And he could not, would not forgive, the slight by his true love.
Such tragedy our old man had scripted in a cold bile ink,
Disparaging of her and placing his wounded veil above.

Carole, the second beauty born of Marble Falls
On one lank Christmas Day between the great wars,
Loved above all Nature’s beauties the blue daisy—
She would fill her Mother’s pots, trestles, and jars.

Silas, our poor fool from a far crescent city east,
Would bring bouquets of blue daisies to ply his troth,
And won her heart, and a date sure was firmly set—
What could possibly set aside such as this Love’s oath?

A sorry, sad mistake came to undo our lover’s story:
Carole observed unartfully our Silas over harsh tone:
As blasted to the quick, Silas cast off his cheery mantle,
And demanded keenly by Carole to be left forever alone!

Oh, Silas! One word passed without art has chilled thee so?
And bereft of her future, our shaken Carole turned to leave.
Only alone, later in his poor ivory tower of hot wind and pride
Would he see his error and allow himself to grieve.

Carole, the second beauty born of Marble Falls,
Would later, at last, marry fairly well, if not too grand.
Silas, alone, tended to his vanity and found old age,
But twas Carole to first find her final rest at Death’s hand.

Silas, hearing of Carole’s passing, fell slow to his knees
And swore a prideless oath to take every Christmas Day,
In honor of Carole, his cast-off joy, a last birthday gift:
A simple arrangement in a pristine blue daisy bouquet.

The light faded over the hill after the star found its new home.
The old man had placed his bouquet when his heart beat its last.
The fog blanketed the granite and the bouquet and the sad.
Is loneliness the grand prize for a wrong word lost to the past?
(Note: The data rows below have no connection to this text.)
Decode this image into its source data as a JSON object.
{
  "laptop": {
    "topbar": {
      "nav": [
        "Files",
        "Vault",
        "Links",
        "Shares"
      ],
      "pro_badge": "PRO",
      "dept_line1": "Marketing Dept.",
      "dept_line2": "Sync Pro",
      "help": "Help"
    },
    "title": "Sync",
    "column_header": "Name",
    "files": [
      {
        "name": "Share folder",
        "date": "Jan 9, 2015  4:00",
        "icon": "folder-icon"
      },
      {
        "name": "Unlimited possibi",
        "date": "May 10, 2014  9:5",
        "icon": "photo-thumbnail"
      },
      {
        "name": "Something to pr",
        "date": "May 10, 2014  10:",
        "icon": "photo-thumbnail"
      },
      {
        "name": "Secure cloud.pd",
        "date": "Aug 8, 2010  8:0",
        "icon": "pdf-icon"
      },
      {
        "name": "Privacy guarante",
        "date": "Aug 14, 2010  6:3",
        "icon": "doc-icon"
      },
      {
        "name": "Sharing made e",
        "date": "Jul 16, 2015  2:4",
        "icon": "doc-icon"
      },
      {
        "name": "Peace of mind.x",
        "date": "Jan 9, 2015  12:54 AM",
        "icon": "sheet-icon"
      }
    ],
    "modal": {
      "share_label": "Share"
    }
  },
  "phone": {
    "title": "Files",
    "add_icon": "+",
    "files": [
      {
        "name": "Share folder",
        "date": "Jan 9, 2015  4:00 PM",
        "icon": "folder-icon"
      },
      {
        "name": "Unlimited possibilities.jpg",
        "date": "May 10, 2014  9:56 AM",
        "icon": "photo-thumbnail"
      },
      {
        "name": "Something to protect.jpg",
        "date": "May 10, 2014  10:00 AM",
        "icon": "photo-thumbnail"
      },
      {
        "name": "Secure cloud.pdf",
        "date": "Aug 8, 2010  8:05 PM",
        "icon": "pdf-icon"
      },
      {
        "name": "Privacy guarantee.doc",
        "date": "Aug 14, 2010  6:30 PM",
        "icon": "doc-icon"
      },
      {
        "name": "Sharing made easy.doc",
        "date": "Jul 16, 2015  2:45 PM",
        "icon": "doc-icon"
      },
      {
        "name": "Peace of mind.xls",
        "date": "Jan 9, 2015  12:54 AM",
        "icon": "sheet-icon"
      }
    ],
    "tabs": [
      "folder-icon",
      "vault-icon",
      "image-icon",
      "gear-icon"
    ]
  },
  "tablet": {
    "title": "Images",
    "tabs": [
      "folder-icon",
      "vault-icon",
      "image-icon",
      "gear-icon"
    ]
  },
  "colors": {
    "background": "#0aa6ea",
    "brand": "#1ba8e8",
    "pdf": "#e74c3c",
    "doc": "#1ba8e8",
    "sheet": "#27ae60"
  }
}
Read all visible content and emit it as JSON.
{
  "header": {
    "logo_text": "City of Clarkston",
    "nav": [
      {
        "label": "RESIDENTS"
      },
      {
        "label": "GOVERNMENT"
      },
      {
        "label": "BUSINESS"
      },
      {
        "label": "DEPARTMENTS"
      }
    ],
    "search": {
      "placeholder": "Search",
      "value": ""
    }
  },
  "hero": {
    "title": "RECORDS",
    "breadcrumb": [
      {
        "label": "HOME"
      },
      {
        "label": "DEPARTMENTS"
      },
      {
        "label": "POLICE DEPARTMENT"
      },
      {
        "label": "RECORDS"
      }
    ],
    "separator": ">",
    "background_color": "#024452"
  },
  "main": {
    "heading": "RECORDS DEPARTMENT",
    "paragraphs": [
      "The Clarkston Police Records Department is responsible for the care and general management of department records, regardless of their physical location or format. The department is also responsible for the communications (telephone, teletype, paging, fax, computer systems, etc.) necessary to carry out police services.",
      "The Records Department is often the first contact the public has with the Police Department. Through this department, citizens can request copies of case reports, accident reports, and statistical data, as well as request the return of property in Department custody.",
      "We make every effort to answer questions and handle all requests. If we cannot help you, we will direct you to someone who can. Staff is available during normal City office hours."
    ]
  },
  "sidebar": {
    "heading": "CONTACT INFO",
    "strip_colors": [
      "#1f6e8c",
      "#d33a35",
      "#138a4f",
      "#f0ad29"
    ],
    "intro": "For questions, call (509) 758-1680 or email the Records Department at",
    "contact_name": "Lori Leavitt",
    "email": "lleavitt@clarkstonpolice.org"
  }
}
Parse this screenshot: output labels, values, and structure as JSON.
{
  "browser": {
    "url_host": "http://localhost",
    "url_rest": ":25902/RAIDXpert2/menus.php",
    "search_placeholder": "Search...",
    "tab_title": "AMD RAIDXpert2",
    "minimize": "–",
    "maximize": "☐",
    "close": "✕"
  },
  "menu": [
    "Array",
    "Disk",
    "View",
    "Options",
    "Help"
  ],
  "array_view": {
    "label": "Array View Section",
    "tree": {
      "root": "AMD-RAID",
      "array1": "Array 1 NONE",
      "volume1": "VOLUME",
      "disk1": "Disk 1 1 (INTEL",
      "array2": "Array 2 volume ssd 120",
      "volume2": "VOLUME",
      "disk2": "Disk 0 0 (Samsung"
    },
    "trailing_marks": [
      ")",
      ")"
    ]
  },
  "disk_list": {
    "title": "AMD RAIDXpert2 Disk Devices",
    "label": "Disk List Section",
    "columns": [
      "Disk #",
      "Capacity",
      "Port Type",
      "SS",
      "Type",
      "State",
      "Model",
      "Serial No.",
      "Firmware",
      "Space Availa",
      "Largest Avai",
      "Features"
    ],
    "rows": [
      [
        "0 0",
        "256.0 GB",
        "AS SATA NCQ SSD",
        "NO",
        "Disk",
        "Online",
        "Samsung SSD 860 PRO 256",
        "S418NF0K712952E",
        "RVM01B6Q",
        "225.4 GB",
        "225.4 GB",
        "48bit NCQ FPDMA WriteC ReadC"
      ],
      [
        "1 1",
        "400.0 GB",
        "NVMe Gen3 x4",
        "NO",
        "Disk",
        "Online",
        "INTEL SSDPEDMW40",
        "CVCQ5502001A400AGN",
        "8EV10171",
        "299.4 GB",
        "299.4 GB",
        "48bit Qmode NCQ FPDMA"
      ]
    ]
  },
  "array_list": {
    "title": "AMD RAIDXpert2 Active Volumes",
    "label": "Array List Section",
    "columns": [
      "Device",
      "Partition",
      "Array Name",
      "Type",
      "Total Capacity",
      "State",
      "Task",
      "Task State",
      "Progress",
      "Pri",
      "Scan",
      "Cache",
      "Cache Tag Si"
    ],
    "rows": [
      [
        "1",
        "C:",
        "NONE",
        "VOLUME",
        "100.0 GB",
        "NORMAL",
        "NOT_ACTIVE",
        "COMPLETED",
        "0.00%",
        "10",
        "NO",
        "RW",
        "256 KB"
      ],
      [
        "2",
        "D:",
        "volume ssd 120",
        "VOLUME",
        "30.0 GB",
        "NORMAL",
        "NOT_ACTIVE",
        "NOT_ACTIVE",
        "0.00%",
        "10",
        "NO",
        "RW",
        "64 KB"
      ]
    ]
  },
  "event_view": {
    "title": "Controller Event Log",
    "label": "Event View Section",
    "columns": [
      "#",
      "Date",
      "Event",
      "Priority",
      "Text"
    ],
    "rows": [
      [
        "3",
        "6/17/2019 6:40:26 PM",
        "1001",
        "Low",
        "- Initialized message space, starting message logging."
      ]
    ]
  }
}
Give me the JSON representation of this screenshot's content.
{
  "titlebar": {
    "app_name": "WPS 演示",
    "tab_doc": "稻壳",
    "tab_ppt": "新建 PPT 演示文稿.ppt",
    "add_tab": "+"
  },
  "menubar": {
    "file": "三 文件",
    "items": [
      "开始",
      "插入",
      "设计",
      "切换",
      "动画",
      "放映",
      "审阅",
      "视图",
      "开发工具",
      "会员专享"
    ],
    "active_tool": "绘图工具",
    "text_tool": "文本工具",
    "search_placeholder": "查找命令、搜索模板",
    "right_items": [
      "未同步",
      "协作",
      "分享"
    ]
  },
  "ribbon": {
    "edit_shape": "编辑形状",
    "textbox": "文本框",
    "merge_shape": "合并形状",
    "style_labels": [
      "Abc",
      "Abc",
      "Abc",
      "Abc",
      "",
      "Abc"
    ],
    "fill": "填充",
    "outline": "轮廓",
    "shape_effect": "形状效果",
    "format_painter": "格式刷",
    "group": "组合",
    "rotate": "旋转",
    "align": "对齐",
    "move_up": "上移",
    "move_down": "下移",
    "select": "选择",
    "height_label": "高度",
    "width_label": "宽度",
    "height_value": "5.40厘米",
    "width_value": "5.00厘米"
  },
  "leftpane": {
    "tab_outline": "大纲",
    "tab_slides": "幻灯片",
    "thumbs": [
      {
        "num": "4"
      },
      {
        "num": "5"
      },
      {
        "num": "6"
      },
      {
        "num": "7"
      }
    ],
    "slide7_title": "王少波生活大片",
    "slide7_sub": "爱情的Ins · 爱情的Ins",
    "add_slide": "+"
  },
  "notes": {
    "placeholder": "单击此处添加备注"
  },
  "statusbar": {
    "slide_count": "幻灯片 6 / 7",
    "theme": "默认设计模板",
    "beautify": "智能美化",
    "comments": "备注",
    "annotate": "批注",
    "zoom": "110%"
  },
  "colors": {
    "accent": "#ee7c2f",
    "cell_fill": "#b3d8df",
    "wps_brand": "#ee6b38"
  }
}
Not all Christmases are all tinsel and cheer—
Silas and Carole speak to us in more mature themes.
Please, this Yule, find it inside you to forgive and forget
Or woe may scuttle your fonder, finer, future dreams.

[Shikoba]